§ ABOUT THIS TASK
Write out everything in the records exactly, apart from the pictures.

§ DATA PROVIDED
◆ ◆ ◆ ◆

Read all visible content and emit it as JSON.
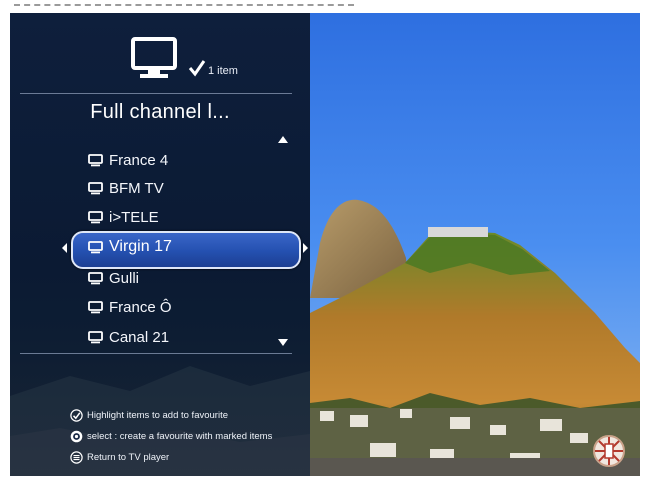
{
  "header": {
    "selected_count_label": "1 item"
  },
  "menu": {
    "title": "Full channel l...",
    "channels": [
      {
        "label": "France 4"
      },
      {
        "label": "BFM TV"
      },
      {
        "label": "i>TELE"
      },
      {
        "label": "Virgin 17",
        "selected": true
      },
      {
        "label": "Gulli"
      },
      {
        "label": "France Ô"
      },
      {
        "label": "Canal 21"
      }
    ]
  },
  "help": {
    "highlight": "Highlight items to add to favourite",
    "select": "select : create a favourite with marked items",
    "return": "Return to TV player"
  },
  "icons": {
    "tv": "tv-icon",
    "check": "check-icon",
    "monitor": "monitor-icon",
    "scroll_up": "scroll-up-icon",
    "scroll_down": "scroll-down-icon",
    "ok": "ok-button-icon",
    "menu": "menu-button-icon",
    "brand": "brand-logo-icon"
  },
  "colors": {
    "menu_bg": "#0e1f3c",
    "selection": "#2a56b8",
    "text": "#ffffff"
  }
}
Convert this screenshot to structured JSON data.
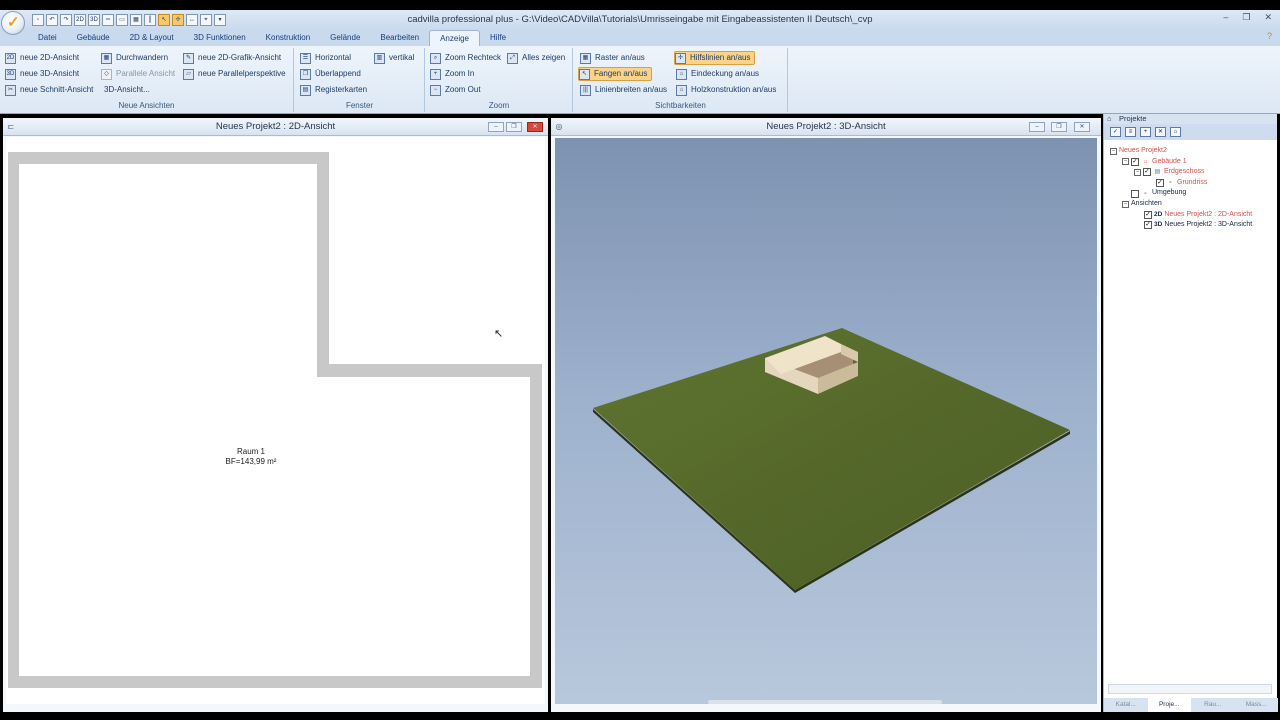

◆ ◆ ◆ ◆

§ EXERCISE RESULT
Read all visible content and emit it as JSON.
{
  "header": {
    "selected_count_label": "1 item"
  },
  "menu": {
    "title": "Full channel l...",
    "channels": [
      {
        "label": "France 4"
      },
      {
        "label": "BFM TV"
      },
      {
        "label": "i>TELE"
      },
      {
        "label": "Virgin 17",
        "selected": true
      },
      {
        "label": "Gulli"
      },
      {
        "label": "France Ô"
      },
      {
        "label": "Canal 21"
      }
    ]
  },
  "help": {
    "highlight": "Highlight items to add to favourite",
    "select": "select : create a favourite with marked items",
    "return": "Return to TV player"
  },
  "icons": {
    "tv": "tv-icon",
    "check": "check-icon",
    "monitor": "monitor-icon",
    "scroll_up": "scroll-up-icon",
    "scroll_down": "scroll-down-icon",
    "ok": "ok-button-icon",
    "menu": "menu-button-icon",
    "brand": "brand-logo-icon"
  },
  "colors": {
    "menu_bg": "#0e1f3c",
    "selection": "#2a56b8",
    "text": "#ffffff"
  }
}
Convert this screenshot to structured JSON data.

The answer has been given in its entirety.